        hybrid

        Room tbd
      • 2
        tbd
      • 3
        Of course! Inspiring stories about becoming a scientist in-person

        in-person

        room tbd

        I will present a project aiming at inspiring school children and students, and in particular women to study and have an academic career in STEM (Science, Technology, Engineering, and Mathematics) disciplines. The comic books "Of course!" and "Of course!2" feature fifteen interviews of female and male role models working in meteorology, mathematics, marine biology, climate physics and astrophysics in Europe or North America. Each of these researchers experienced gender biases and imbalance at home, during their education, or at their work place. They made positive changes allowing them to lead a fulfilled life as a scientist, and sometimes to even change their work environment. Each interview is illustrated by a different artist. The result is a colourful collection of personal and inspiring stories covering a number of gender and diversity issues.

        Speaker: Dr Audine Laurian (Ludwig-Maximilians Universität, Meteorologisches Institut, "Waves to Weather" (CRC 165))
      • 12:30 PM
        Lunch Break hybrid

        hybrid

        Room tbd
      • 4
        tbd
        Speaker: Dr Tana D. Joseph
    • Power and gender
      • 5
        tbd
        Speaker: Prof. Hiromi Yokoyama
      • 10:30 AM
        Coffee Break
      • 6
        tbd
        Speaker: Prof. Paula-Irene Villa Braslavsky
      • 12:30 PM
        Lunch Break
      • 7
        tbd
        Speaker: Prof. Rohini M. Godbole
    • Imaging Equity
      • 8
        Sexual harassment in the workplace in-person

        in-person

        room tbd

        The seminar deals with the problem of sexual harassment in the workplace, legal protection for those affected and the duties of the supervisor and makes you familiar with concrete options for action.

        Where does sexual harassment start? What are the consequences of sexual harassment? What options of actions do I have, both as a person affected and as a bystander?

        Speaker: Mirjam Spies (Beratungsstelle Frauennotruf)
      • 10:30 AM
        Coffee Break hybrid

        hybrid

        Room tbd
      • 9
        tbd
        Speakers: Alessandro Bello, Dr Tonya Blowers
      • 12:30 PM
        Lunch Break hybrid

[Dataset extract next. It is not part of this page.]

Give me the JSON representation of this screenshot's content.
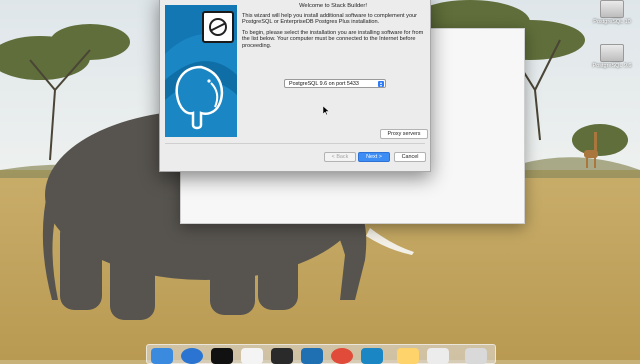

        hybrid

        Room tbd
      • 10
        tbd
        Speakers: Prof. Chanda Prescod-Weinstein, Prof. Sarah Tuttle